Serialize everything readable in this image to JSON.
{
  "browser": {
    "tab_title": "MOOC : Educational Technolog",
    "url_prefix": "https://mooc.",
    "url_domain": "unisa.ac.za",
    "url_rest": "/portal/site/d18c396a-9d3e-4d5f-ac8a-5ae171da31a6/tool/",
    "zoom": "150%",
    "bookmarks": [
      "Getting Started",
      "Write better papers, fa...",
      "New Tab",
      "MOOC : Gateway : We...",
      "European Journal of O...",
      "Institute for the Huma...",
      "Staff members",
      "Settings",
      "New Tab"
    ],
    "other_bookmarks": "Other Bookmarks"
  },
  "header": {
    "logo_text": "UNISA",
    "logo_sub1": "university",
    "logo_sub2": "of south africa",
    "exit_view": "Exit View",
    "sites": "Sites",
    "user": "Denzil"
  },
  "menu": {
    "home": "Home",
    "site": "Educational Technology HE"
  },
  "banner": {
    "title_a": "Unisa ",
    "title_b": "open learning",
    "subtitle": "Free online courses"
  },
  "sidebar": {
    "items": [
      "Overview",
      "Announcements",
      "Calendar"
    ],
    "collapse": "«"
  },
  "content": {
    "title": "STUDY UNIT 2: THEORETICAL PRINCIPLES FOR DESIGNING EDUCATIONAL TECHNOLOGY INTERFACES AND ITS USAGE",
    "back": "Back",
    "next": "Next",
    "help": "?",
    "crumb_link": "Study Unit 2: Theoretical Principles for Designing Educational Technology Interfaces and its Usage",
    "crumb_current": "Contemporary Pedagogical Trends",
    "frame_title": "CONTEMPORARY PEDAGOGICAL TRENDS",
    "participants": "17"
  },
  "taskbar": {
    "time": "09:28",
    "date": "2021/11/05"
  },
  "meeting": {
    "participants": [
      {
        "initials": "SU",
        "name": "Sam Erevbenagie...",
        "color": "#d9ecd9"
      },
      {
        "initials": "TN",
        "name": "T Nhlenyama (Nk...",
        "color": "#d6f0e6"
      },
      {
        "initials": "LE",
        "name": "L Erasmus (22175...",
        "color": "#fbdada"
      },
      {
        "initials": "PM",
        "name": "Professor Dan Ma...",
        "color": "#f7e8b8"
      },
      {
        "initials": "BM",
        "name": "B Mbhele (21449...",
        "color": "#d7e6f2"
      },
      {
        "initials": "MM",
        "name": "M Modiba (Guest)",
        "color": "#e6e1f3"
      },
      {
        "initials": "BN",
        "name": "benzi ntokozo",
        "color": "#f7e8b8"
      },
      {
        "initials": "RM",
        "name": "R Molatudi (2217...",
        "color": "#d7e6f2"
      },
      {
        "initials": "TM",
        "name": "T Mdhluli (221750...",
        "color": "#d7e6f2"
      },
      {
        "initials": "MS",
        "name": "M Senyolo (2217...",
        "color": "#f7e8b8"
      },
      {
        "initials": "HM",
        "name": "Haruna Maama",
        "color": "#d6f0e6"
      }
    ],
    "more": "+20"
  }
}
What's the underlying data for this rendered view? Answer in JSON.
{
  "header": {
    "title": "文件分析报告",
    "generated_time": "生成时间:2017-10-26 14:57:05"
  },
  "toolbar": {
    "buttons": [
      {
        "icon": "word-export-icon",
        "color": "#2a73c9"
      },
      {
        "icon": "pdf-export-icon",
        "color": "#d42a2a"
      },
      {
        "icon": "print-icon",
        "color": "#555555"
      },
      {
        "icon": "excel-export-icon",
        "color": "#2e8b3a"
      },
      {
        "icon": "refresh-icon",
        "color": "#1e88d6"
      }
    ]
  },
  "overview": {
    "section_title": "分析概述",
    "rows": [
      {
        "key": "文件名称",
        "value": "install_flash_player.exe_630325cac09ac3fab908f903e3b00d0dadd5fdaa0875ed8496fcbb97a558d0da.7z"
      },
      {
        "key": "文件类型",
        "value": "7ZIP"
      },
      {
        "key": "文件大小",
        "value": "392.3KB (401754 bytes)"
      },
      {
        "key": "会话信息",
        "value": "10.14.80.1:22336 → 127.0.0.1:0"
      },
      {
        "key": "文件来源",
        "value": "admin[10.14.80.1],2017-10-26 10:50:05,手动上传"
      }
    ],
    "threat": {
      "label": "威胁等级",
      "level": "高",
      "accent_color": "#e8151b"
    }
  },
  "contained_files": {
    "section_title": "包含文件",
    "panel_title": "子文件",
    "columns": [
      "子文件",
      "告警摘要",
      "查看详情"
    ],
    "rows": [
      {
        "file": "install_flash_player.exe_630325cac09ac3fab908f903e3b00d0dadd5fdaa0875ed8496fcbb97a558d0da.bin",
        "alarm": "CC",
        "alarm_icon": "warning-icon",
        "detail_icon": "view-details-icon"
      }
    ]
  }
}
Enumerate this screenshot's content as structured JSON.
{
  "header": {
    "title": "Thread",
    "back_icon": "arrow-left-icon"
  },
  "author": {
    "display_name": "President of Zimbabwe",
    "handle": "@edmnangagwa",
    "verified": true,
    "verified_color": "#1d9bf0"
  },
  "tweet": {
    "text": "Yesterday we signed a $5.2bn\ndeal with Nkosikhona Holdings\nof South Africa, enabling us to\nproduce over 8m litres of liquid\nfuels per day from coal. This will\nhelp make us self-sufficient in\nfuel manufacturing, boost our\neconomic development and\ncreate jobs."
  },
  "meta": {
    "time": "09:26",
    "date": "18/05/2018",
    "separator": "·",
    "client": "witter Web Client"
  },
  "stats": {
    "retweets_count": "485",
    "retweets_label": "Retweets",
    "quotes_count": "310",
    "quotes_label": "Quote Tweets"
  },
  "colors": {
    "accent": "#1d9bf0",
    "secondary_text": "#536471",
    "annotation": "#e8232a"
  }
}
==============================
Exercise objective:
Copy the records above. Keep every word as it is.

Result of the task:
Serialize everything readable in this image to JSON.
{
  "browser": {
    "tab_title": "MOOC : Educational Technolog",
    "url_prefix": "https://mooc.",
    "url_domain": "unisa.ac.za",
    "url_rest": "/portal/site/d18c396a-9d3e-4d5f-ac8a-5ae171da31a6/tool/",
    "zoom": "150%",
    "bookmarks": [
      "Getting Started",
      "Write better papers, fa...",
      "New Tab",
      "MOOC : Gateway : We...",
      "European Journal of O...",
      "Institute for the Huma...",
      "Staff members",
      "Settings",
      "New Tab"
    ],
    "other_bookmarks": "Other Bookmarks"
  },
  "header": {
    "logo_text": "UNISA",
    "logo_sub1": "university",
    "logo_sub2": "of south africa",
    "exit_view": "Exit View",
    "sites": "Sites",
    "user": "Denzil"
  },
  "menu": {
    "home": "Home",
    "site": "Educational Technology HE"
  },
  "banner": {
    "title_a": "Unisa ",
    "title_b": "open learning",
    "subtitle": "Free online courses"
  },
  "sidebar": {
    "items": [
      "Overview",
      "Announcements",
      "Calendar"
    ],
    "collapse": "«"
  },
  "content": {
    "title": "STUDY UNIT 2: THEORETICAL PRINCIPLES FOR DESIGNING EDUCATIONAL TECHNOLOGY INTERFACES AND ITS USAGE",
    "back": "Back",
    "next": "Next",
    "help": "?",
    "crumb_link": "Study Unit 2: Theoretical Principles for Designing Educational Technology Interfaces and its Usage",
    "crumb_current": "Contemporary Pedagogical Trends",
    "frame_title": "CONTEMPORARY PEDAGOGICAL TRENDS",
    "participants": "17"
  },
  "taskbar": {
    "time": "09:28",
    "date": "2021/11/05"
  },
  "meeting": {
    "participants": [
      {
        "initials": "SU",
        "name": "Sam Erevbenagie...",
        "color": "#d9ecd9"
      },
      {
        "initials": "TN",
        "name": "T Nhlenyama (Nk...",
        "color": "#d6f0e6"
      },
      {
        "initials": "LE",
        "name": "L Erasmus (22175...",
        "color": "#fbdada"
      },
      {
        "initials": "PM",
        "name": "Professor Dan Ma...",
        "color": "#f7e8b8"
      },
      {
        "initials": "BM",
        "name": "B Mbhele (21449...",
        "color": "#d7e6f2"
      },
      {
        "initials": "MM",
        "name": "M Modiba (Guest)",
        "color": "#e6e1f3"
      },
      {
        "initials": "BN",
        "name": "benzi ntokozo",
        "color": "#f7e8b8"
      },
      {
        "initials": "RM",
        "name": "R Molatudi (2217...",
        "color": "#d7e6f2"
      },
      {
        "initials": "TM",
        "name": "T Mdhluli (221750...",
        "color": "#d7e6f2"
      },
      {
        "initials": "MS",
        "name": "M Senyolo (2217...",
        "color": "#f7e8b8"
      },
      {
        "initials": "HM",
        "name": "Haruna Maama",
        "color": "#d6f0e6"
      }
    ],
    "more": "+20"
  }
}
What's the underlying data for this rendered view? Answer in JSON.
{
  "header": {
    "title": "文件分析报告",
    "generated_time": "生成时间:2017-10-26 14:57:05"
  },
  "toolbar": {
    "buttons": [
      {
        "icon": "word-export-icon",
        "color": "#2a73c9"
      },
      {
        "icon": "pdf-export-icon",
        "color": "#d42a2a"
      },
      {
        "icon": "print-icon",
        "color": "#555555"
      },
      {
        "icon": "excel-export-icon",
        "color": "#2e8b3a"
      },
      {
        "icon": "refresh-icon",
        "color": "#1e88d6"
      }
    ]
  },
  "overview": {
    "section_title": "分析概述",
    "rows": [
      {
        "key": "文件名称",
        "value": "install_flash_player.exe_630325cac09ac3fab908f903e3b00d0dadd5fdaa0875ed8496fcbb97a558d0da.7z"
      },
      {
        "key": "文件类型",
        "value": "7ZIP"
      },
      {
        "key": "文件大小",
        "value": "392.3KB (401754 bytes)"
      },
      {
        "key": "会话信息",
        "value": "10.14.80.1:22336 → 127.0.0.1:0"
      },
      {
        "key": "文件来源",
        "value": "admin[10.14.80.1],2017-10-26 10:50:05,手动上传"
      }
    ],
    "threat": {
      "label": "威胁等级",
      "level": "高",
      "accent_color": "#e8151b"
    }
  },
  "contained_files": {
    "section_title": "包含文件",
    "panel_title": "子文件",
    "columns": [
      "子文件",
      "告警摘要",
      "查看详情"
    ],
    "rows": [
      {
        "file": "install_flash_player.exe_630325cac09ac3fab908f903e3b00d0dadd5fdaa0875ed8496fcbb97a558d0da.bin",
        "alarm": "CC",
        "alarm_icon": "warning-icon",
        "detail_icon": "view-details-icon"
      }
    ]
  }
}
Enumerate this screenshot's content as structured JSON.
{
  "header": {
    "title": "Thread",
    "back_icon": "arrow-left-icon"
  },
  "author": {
    "display_name": "President of Zimbabwe",
    "handle": "@edmnangagwa",
    "verified": true,
    "verified_color": "#1d9bf0"
  },
  "tweet": {
    "text": "Yesterday we signed a $5.2bn\ndeal with Nkosikhona Holdings\nof South Africa, enabling us to\nproduce over 8m litres of liquid\nfuels per day from coal. This will\nhelp make us self-sufficient in\nfuel manufacturing, boost our\neconomic development and\ncreate jobs."
  },
  "meta": {
    "time": "09:26",
    "date": "18/05/2018",
    "separator": "·",
    "client": "witter Web Client"
  },
  "stats": {
    "retweets_count": "485",
    "retweets_label": "Retweets",
    "quotes_count": "310",
    "quotes_label": "Quote Tweets"
  },
  "colors": {
    "accent": "#1d9bf0",
    "secondary_text": "#536471",
    "annotation": "#e8232a"
  }
}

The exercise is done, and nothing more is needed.